▶ [What is required] A copy is needed of each line in the records that has the word "Apertures".
= = = = =
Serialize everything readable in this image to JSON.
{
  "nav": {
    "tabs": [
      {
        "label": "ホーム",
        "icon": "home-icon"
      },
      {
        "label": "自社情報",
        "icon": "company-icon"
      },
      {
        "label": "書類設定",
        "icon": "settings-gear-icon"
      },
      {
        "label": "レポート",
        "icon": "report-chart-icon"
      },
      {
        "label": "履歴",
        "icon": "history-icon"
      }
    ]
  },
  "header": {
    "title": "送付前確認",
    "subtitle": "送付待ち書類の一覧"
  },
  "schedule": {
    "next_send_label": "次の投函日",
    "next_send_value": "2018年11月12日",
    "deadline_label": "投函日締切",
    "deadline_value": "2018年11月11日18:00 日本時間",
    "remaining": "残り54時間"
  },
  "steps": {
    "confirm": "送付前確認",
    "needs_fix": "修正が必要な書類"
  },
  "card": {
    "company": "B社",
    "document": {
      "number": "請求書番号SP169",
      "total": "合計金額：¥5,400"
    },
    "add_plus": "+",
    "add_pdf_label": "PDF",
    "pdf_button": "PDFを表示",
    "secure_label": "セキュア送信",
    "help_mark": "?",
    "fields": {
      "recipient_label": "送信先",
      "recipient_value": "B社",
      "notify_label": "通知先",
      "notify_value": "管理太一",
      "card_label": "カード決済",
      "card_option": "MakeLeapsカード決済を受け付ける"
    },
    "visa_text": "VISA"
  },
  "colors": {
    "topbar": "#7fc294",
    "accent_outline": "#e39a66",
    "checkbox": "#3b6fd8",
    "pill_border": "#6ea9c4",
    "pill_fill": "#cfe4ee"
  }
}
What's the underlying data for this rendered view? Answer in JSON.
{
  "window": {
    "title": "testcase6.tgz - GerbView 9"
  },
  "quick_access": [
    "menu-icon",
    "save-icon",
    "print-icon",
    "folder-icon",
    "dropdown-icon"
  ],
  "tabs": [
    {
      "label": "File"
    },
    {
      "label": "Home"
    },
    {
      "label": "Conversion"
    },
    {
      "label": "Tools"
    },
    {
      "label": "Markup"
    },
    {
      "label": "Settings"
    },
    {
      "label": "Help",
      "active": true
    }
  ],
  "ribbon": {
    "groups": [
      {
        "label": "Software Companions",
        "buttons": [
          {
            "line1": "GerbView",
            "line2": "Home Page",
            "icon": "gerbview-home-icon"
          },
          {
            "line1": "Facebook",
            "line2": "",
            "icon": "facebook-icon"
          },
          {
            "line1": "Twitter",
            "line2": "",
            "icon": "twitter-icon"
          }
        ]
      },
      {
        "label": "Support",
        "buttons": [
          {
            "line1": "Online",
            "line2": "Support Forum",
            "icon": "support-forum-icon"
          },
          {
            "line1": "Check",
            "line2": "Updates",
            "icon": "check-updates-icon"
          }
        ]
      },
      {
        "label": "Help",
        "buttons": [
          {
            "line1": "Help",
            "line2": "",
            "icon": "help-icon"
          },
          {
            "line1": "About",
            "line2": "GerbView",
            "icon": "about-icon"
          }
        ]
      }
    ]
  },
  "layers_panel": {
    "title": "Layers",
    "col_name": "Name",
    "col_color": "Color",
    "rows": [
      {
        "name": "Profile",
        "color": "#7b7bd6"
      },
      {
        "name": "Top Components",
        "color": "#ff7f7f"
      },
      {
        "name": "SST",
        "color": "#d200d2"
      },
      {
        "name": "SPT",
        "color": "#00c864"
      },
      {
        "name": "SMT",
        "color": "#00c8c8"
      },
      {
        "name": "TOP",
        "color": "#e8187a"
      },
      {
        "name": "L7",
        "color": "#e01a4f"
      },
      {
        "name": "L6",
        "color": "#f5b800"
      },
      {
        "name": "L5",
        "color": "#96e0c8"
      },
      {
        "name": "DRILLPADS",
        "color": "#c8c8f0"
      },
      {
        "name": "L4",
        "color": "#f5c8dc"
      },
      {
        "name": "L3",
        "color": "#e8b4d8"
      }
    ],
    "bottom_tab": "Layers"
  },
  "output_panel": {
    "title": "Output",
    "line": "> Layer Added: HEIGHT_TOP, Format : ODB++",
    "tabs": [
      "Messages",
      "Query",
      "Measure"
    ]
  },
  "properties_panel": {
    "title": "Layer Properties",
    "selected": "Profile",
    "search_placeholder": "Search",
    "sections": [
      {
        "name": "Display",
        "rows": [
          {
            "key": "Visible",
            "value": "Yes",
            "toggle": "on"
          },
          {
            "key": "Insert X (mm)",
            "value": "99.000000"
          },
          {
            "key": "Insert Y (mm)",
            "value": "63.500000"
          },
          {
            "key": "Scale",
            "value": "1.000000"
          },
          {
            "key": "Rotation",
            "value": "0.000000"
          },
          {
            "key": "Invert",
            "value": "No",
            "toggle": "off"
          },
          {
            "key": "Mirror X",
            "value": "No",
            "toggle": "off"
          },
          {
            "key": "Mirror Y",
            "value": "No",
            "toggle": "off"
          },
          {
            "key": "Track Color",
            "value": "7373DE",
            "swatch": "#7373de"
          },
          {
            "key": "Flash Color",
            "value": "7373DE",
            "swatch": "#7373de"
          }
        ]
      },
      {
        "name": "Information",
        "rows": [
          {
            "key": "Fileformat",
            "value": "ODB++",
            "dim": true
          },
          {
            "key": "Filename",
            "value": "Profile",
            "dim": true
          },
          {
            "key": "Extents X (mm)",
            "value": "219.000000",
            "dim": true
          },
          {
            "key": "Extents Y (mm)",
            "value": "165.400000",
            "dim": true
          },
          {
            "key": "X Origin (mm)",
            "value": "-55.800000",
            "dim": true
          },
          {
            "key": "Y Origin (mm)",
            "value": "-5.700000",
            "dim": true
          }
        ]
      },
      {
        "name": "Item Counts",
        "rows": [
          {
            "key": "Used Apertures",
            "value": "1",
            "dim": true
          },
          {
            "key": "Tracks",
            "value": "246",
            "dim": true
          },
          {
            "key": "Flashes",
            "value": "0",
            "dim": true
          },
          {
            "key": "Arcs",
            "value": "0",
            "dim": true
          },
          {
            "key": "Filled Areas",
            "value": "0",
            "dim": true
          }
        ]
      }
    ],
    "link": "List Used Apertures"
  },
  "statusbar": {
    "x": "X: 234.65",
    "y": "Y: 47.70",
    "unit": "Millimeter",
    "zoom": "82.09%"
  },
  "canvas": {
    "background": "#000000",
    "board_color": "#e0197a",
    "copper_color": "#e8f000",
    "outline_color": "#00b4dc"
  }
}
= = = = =
▶ [Solution]
            "key": "Used Apertures",
    "link": "List Used Apertures"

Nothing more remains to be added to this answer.